United States District Court, E.D. Michigan, Southern Division
MEMORANDUM AND ORDER GRANTING DEFENDANTS' MOTION
FOR JUDGMENT ON THE PLEADINGS (DOCS. 22, 23) AND DISMISSING
COHN UNITED STATES DISTRICT JUDGE
a consumers rights case. Plaintiffs Todd and Marcia Bates
have sued the following defendants: Green Farms Condominium
Association (Association), the Highlander Group (Highlander),
and Makower Abbate Guerra Weger Vollmer PLLC (the Law Firm).
The complaint centers on a non-judicial foreclosure sale
after plaintiffs failed to pay condominium association dues.
The complaint asserts the following claims:
Count I - violation of the Fair Debt Collection Practices Act
Count II - Slander of Title
Count III - Conversion
Count IV - Conversion
the Court is the Law Firm's motion for judgment on the
pleadings on the grounds that based on the Supreme
Court's recent decision Obduskey v. McCarthy &
Holthus, 586 U.S. - (2019), plaintiffs do not have a
viable claim under the FDCPA. The other defendants have joined
in the motion. For the reasons that follow, the motion will
be granted. In light of dismissing the federal claim, the
Court will decline to exercise supplemental jurisdiction over
the state law claims. Further, given this determination,
plaintiff's pending motion to compel (Doc. 32) and the
Law Firm's motion to quash (Doc. 31) will be denied as
Todd and Marcia Bates owned a condominium unit in the Green
Farms Condominium community. Highlander was the property
manager. Plaintiffs defaulted on dues they owed to the
Association. The Association retained the Law Firm to
initiate nonjudicial foreclosure proceedings. Ultimately, a
third party purchased the condominium unit at the foreclosure
sued defendants in federal court, alleging that the actions
taken in connection with the nonjudicial foreclosure were
abusive debt collection practices, in violation of the Fair
Debt Collection Practices Act, 15 U.S.C. §1692, et seq.
and state law.
Fed.R.Civ.P. 12(c) a party may move for judgment on the
pleadings under Rule 12(c) when the pleadings have closed,
but the motion would not delay trial. Fed.R.Civ.P. 12(c).
12(c) motion is reviewed by “using the same standard as
applies to a review of a motion to dismiss under Rule
12(b)(6).” JPMorgan Chase Bank, N.A. v.
Winget, 510 F.3d 577, 581 (6th Cir. 2007). Rule 12(b)(6)
permits district courts to dismiss a complaint that fails

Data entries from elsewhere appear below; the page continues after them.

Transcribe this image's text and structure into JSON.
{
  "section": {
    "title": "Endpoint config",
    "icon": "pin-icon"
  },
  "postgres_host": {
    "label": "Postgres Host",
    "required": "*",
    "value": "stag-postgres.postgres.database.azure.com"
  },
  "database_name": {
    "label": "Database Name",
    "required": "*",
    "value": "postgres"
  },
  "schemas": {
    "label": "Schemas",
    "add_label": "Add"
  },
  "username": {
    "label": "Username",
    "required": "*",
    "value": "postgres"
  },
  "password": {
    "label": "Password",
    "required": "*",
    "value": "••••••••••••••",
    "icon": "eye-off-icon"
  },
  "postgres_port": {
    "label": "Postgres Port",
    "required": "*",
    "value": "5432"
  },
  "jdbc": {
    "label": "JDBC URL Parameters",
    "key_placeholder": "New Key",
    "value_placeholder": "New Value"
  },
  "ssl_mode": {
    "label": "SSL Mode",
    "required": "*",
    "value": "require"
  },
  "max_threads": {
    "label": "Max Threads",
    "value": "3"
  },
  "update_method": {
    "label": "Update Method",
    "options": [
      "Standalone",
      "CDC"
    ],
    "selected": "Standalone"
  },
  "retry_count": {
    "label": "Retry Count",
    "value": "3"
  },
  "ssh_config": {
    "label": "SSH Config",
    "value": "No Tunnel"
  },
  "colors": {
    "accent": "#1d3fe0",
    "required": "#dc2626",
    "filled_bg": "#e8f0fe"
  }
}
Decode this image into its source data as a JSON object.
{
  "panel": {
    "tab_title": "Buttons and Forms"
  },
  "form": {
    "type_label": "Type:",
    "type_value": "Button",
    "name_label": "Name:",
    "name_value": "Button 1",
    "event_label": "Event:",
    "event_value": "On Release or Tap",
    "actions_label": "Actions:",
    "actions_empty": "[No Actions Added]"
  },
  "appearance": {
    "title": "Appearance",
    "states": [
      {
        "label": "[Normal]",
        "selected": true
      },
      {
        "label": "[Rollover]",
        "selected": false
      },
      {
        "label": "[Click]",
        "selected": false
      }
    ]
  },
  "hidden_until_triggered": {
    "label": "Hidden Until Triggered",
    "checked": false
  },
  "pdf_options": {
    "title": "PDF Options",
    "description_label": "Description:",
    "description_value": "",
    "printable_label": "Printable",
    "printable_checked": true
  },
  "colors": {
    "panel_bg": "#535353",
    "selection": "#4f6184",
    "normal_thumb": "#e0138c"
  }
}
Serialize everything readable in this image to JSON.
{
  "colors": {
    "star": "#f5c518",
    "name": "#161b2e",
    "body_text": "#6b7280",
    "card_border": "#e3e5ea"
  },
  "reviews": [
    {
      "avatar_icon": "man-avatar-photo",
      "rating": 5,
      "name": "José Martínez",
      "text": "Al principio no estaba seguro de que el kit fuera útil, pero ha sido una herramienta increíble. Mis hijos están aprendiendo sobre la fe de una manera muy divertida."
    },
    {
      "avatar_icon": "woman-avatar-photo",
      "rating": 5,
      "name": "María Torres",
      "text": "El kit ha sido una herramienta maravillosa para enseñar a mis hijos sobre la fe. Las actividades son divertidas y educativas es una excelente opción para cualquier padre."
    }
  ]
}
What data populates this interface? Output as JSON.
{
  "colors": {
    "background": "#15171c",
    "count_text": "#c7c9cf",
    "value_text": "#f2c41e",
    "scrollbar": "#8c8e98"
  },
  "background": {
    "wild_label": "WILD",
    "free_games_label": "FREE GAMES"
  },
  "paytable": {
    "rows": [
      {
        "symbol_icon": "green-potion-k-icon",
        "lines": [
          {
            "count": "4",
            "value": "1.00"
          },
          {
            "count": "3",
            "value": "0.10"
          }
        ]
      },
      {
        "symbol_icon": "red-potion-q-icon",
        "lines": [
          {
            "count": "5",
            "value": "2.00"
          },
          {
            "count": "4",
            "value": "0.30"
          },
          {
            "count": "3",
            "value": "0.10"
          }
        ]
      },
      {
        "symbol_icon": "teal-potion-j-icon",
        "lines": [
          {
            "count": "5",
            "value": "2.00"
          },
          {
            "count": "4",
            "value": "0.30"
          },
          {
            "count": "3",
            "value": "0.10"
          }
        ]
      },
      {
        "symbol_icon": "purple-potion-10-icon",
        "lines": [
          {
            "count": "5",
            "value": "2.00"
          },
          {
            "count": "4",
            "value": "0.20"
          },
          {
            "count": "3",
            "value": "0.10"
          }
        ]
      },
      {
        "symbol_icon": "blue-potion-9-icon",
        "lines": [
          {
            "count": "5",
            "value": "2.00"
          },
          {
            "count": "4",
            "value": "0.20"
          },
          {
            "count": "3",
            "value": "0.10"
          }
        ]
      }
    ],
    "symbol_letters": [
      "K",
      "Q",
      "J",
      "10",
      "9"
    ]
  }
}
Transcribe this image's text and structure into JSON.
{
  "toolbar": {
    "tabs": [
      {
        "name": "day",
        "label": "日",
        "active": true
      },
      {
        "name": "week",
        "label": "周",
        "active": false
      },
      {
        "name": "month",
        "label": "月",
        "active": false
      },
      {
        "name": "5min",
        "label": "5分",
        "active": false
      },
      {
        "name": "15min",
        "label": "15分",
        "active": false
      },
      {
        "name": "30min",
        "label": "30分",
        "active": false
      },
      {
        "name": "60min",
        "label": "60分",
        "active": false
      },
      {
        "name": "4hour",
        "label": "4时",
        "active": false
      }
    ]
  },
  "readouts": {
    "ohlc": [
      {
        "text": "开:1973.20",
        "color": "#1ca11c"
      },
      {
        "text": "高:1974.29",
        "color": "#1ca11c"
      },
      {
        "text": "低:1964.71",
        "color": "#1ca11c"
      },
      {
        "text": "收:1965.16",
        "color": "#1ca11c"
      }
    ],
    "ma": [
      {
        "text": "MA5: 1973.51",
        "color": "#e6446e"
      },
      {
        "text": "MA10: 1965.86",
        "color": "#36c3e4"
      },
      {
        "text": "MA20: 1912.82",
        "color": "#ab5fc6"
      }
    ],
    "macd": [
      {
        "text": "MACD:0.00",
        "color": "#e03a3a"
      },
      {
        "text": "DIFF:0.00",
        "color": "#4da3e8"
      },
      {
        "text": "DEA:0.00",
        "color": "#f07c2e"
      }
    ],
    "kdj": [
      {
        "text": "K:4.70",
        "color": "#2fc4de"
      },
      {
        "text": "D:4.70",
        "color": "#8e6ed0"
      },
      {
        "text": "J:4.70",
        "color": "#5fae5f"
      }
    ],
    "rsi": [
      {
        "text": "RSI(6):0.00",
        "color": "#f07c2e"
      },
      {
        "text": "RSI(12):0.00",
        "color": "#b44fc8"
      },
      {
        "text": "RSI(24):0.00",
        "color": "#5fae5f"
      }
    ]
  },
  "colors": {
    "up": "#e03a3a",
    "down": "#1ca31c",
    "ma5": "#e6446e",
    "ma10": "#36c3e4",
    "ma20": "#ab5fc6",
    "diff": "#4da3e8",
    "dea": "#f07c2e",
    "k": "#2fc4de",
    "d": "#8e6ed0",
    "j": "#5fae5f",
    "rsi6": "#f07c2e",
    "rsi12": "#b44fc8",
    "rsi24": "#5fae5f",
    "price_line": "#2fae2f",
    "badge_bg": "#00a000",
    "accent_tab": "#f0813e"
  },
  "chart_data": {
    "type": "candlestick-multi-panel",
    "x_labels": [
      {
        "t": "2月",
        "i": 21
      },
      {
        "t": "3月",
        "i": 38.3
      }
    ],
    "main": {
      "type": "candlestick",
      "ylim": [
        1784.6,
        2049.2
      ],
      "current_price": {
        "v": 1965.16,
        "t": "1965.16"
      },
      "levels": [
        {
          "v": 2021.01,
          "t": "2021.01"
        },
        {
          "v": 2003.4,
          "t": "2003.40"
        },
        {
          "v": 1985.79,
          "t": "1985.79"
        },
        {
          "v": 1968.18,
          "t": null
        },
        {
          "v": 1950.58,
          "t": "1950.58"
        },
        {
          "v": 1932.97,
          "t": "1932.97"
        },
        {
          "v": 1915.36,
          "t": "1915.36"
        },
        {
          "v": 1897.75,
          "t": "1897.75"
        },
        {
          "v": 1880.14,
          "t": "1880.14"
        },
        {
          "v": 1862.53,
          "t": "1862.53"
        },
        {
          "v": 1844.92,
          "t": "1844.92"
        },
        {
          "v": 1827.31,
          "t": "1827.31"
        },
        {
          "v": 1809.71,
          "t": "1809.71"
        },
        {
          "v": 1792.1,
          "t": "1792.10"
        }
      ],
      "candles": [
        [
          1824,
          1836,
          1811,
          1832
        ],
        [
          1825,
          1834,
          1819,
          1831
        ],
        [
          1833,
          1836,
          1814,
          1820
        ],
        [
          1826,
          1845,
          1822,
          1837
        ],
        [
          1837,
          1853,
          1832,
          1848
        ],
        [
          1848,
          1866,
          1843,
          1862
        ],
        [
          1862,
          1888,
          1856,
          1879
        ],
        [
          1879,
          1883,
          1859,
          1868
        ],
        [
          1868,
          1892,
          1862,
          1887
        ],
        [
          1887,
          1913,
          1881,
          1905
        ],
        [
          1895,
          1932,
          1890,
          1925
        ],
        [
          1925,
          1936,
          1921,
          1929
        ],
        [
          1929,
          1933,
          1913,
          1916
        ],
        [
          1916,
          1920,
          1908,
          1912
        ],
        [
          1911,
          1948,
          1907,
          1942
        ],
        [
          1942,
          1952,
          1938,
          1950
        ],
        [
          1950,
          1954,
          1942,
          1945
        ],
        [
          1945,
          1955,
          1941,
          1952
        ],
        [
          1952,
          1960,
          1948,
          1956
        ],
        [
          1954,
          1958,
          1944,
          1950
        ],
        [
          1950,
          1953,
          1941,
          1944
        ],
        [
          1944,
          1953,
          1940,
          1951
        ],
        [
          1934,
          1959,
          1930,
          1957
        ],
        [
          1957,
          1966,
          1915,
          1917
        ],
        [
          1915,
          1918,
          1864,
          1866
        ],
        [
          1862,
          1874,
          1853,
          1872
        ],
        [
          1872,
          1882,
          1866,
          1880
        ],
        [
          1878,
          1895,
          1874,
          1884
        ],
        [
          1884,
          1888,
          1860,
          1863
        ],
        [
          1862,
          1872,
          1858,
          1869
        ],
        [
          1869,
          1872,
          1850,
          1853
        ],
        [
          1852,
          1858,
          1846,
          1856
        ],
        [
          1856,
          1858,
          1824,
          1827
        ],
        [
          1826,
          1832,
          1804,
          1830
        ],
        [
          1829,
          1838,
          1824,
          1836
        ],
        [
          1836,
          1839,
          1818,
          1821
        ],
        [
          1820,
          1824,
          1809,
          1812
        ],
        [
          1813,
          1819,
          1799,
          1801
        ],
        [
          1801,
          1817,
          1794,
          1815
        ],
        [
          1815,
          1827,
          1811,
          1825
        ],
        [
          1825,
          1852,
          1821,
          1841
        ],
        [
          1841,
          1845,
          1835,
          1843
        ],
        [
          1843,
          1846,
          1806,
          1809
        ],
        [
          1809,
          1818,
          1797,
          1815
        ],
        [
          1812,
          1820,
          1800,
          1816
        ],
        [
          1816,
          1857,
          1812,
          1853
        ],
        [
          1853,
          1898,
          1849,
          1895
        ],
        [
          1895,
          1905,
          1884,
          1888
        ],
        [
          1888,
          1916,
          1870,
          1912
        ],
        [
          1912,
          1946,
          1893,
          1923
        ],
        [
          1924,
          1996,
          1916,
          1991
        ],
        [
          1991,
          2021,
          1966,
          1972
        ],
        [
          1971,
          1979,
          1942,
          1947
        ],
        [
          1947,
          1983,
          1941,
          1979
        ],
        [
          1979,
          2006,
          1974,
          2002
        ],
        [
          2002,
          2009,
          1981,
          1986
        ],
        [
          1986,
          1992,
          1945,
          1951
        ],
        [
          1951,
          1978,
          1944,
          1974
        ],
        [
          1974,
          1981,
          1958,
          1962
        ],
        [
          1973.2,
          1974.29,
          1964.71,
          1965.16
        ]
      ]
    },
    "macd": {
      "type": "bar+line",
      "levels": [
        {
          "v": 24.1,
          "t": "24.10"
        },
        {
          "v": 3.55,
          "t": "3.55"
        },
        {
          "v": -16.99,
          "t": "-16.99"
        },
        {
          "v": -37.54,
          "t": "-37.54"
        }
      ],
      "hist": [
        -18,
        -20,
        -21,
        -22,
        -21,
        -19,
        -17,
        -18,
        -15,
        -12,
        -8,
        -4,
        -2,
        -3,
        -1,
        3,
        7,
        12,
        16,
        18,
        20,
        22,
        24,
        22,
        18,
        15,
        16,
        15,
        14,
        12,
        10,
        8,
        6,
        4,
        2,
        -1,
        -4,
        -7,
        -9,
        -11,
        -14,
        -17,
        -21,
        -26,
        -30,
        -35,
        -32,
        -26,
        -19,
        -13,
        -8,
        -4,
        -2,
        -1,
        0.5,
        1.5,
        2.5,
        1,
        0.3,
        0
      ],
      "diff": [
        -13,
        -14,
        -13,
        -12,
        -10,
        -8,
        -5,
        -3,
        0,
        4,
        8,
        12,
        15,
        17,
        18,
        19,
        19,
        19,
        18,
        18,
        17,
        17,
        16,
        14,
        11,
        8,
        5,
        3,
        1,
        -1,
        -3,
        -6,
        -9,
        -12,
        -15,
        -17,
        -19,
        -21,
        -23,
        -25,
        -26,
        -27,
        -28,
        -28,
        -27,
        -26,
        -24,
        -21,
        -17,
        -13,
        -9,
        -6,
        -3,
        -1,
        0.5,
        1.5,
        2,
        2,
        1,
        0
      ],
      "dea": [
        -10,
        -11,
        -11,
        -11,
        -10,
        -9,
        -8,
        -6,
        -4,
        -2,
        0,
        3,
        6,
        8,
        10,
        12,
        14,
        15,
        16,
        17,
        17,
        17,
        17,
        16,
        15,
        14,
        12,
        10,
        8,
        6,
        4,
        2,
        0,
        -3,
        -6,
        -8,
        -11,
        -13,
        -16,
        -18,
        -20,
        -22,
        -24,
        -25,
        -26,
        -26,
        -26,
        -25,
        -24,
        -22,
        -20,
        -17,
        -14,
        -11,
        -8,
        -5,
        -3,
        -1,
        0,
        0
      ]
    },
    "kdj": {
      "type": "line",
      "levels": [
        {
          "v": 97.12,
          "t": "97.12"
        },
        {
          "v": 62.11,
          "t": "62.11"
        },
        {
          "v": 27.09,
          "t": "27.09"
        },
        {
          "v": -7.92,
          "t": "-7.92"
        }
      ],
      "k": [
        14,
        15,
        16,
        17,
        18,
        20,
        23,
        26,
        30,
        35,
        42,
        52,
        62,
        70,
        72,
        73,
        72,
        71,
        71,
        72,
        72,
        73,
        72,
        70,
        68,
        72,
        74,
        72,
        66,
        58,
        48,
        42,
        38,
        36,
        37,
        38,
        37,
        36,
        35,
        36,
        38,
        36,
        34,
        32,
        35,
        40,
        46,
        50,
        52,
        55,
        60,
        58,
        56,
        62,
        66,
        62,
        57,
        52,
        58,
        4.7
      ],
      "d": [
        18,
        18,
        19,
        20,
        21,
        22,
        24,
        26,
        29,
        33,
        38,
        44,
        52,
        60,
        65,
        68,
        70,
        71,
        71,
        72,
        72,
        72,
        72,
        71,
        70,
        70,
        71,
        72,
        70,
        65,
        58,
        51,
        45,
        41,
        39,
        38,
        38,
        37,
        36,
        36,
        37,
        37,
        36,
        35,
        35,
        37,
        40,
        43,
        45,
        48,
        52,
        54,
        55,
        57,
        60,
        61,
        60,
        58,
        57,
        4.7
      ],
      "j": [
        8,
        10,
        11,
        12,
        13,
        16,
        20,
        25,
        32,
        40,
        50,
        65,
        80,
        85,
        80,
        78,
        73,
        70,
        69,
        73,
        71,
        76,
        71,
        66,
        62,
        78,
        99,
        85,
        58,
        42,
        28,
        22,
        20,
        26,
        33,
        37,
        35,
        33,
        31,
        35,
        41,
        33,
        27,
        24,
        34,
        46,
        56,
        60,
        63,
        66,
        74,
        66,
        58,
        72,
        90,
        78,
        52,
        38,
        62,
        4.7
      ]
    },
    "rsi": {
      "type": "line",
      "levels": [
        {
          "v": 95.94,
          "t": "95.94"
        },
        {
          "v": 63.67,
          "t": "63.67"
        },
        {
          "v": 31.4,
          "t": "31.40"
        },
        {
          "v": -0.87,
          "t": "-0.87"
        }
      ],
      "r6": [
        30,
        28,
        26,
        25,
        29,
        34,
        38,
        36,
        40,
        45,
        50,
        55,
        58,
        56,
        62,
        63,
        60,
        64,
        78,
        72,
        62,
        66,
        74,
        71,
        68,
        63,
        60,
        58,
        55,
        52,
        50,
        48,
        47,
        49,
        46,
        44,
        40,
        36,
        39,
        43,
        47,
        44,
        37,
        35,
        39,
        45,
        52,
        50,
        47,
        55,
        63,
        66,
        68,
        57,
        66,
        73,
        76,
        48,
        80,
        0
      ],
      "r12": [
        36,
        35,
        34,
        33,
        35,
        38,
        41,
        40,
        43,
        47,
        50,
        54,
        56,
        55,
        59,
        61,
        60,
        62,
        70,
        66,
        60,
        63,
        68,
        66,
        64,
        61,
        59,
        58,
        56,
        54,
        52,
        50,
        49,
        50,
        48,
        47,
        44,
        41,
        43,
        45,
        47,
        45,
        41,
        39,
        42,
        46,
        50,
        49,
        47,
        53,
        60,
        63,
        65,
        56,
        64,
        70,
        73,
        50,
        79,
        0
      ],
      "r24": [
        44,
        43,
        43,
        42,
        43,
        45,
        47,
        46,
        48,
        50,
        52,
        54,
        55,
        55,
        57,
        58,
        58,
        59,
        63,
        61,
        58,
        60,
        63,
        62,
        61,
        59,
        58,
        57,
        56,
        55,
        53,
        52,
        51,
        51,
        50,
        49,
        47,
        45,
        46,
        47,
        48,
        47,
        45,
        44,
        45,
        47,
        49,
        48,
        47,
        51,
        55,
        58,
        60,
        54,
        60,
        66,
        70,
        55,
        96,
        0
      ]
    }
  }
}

“to state a claim upon which relief can be
granted.” To survive a motion to dismiss under Rule
12(b)(6), a plaintiff must show that her complaint alleges
facts which, if true, would entitle her to relief. First
American Title Co. v. DeVaugh, 480 F.3d 438, 443 (6th
Cir. 2007). A complaint must contain allegations to support
all of the “material elements necessary to sustain a
recovery under some viable legal theory.” Weiner v.
Klais & Co., 108 F.3d 86, 88 (6th Cir. 1997). The
factual allegations of the complaint must be enough to raise